[Page and application data records]
# # # #
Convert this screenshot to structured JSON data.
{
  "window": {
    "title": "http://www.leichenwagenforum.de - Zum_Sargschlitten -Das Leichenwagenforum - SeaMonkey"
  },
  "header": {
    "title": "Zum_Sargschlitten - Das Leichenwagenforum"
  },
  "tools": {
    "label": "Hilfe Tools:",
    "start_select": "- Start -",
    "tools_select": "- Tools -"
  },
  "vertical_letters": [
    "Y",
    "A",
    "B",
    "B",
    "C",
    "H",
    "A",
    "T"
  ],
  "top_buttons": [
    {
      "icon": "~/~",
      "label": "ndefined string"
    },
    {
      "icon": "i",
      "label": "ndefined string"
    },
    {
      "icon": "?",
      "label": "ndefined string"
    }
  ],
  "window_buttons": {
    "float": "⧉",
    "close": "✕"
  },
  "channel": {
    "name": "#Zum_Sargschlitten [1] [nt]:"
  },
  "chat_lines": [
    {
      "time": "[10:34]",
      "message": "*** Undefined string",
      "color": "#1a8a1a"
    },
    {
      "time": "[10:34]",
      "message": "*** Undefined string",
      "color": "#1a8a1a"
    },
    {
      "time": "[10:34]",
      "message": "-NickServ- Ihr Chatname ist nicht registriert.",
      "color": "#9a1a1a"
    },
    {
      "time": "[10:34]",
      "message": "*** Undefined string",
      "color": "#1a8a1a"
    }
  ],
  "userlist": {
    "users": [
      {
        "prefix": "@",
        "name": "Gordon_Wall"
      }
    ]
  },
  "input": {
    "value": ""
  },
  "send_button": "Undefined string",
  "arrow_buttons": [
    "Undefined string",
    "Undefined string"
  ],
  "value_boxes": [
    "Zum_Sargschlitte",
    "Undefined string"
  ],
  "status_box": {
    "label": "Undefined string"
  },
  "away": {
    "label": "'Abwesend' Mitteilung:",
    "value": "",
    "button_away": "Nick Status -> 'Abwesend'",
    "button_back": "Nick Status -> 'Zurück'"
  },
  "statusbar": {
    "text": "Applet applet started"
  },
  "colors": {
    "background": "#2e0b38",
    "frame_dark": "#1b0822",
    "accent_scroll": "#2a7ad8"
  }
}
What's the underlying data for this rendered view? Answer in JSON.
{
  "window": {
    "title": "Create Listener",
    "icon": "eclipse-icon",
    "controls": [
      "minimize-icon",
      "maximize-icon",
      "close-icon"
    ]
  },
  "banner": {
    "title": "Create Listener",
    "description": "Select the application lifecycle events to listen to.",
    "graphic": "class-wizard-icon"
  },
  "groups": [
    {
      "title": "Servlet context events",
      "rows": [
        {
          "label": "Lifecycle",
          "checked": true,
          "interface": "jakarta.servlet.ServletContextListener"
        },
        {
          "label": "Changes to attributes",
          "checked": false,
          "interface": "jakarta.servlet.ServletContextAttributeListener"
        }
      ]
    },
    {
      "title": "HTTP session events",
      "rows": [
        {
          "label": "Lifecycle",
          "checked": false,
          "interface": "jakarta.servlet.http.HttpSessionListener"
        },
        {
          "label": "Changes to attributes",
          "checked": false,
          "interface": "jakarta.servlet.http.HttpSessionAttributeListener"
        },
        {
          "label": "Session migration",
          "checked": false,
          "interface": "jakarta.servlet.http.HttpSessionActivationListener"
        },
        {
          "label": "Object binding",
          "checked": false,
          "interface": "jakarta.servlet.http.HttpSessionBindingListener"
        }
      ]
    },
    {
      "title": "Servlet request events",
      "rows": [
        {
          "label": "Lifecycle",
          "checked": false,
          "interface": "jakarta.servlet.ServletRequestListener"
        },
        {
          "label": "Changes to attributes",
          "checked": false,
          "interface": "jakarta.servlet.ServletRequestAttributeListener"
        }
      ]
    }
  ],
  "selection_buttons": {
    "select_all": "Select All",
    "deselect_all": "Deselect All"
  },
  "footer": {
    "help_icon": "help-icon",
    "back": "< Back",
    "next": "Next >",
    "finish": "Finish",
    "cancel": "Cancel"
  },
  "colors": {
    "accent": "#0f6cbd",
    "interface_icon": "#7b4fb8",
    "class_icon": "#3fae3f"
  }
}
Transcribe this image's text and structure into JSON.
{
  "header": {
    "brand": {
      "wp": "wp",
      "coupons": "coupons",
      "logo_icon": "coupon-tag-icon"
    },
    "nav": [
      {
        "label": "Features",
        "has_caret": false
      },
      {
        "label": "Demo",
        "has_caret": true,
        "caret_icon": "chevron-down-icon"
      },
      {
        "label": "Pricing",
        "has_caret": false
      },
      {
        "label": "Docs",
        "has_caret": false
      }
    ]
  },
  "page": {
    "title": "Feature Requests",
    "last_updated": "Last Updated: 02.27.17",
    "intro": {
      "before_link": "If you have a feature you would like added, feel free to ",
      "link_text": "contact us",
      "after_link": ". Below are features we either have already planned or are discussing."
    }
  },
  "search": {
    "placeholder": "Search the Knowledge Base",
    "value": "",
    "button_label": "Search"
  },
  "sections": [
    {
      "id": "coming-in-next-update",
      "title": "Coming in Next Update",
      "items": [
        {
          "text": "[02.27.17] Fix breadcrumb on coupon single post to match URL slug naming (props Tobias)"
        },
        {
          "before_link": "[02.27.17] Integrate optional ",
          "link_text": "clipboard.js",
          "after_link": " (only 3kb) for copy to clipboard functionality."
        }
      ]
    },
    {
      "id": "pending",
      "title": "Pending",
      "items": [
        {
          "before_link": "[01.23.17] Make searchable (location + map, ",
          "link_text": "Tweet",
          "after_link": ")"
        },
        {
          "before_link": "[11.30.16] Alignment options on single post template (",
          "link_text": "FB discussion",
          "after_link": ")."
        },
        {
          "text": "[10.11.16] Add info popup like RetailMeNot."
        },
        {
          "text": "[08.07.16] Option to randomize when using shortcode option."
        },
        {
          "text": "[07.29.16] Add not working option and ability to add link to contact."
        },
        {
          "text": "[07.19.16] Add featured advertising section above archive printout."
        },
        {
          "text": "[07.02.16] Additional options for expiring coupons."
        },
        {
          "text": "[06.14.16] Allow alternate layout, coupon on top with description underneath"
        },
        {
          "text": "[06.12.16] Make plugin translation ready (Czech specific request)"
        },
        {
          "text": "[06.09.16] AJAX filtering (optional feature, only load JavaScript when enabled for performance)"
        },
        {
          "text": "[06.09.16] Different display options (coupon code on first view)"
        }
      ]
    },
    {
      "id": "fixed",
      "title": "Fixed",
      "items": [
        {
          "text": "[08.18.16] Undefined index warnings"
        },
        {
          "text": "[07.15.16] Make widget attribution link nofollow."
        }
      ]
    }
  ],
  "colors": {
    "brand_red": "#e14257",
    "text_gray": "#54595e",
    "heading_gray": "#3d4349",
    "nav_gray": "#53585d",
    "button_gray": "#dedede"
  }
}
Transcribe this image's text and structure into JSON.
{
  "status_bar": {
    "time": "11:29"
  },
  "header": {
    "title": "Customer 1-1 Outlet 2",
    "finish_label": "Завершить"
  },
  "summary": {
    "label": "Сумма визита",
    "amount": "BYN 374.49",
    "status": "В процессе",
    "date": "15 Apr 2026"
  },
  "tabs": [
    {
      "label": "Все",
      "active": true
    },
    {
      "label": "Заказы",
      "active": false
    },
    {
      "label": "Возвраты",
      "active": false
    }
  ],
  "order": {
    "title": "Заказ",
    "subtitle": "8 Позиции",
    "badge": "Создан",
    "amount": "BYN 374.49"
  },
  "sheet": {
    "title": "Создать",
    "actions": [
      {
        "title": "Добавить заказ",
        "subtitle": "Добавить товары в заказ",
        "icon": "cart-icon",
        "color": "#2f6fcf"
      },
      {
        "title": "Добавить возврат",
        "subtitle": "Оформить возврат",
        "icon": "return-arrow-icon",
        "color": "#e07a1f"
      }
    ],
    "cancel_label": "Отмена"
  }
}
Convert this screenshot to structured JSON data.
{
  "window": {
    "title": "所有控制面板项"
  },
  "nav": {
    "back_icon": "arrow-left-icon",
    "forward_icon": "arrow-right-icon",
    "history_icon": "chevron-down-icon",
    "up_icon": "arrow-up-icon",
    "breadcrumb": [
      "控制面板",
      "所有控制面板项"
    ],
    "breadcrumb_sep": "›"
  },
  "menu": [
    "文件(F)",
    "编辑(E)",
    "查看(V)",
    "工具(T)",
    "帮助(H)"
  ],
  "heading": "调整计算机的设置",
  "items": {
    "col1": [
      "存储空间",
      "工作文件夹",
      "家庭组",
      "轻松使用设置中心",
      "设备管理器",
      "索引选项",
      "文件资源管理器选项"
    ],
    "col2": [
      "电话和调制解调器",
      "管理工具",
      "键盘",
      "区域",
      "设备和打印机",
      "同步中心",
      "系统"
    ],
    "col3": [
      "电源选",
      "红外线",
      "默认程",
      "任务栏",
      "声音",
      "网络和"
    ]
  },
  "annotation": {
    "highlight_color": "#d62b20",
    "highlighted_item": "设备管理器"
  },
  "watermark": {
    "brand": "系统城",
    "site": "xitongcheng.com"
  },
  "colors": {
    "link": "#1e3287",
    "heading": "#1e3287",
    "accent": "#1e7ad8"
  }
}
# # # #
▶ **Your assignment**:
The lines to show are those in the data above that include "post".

▶ **Written answer**:
          "text": "[02.27.17] Fix breadcrumb on coupon single post to match URL slug naming (props Tobias)"
          "before_link": "[11.30.16] Alignment options on single post template (",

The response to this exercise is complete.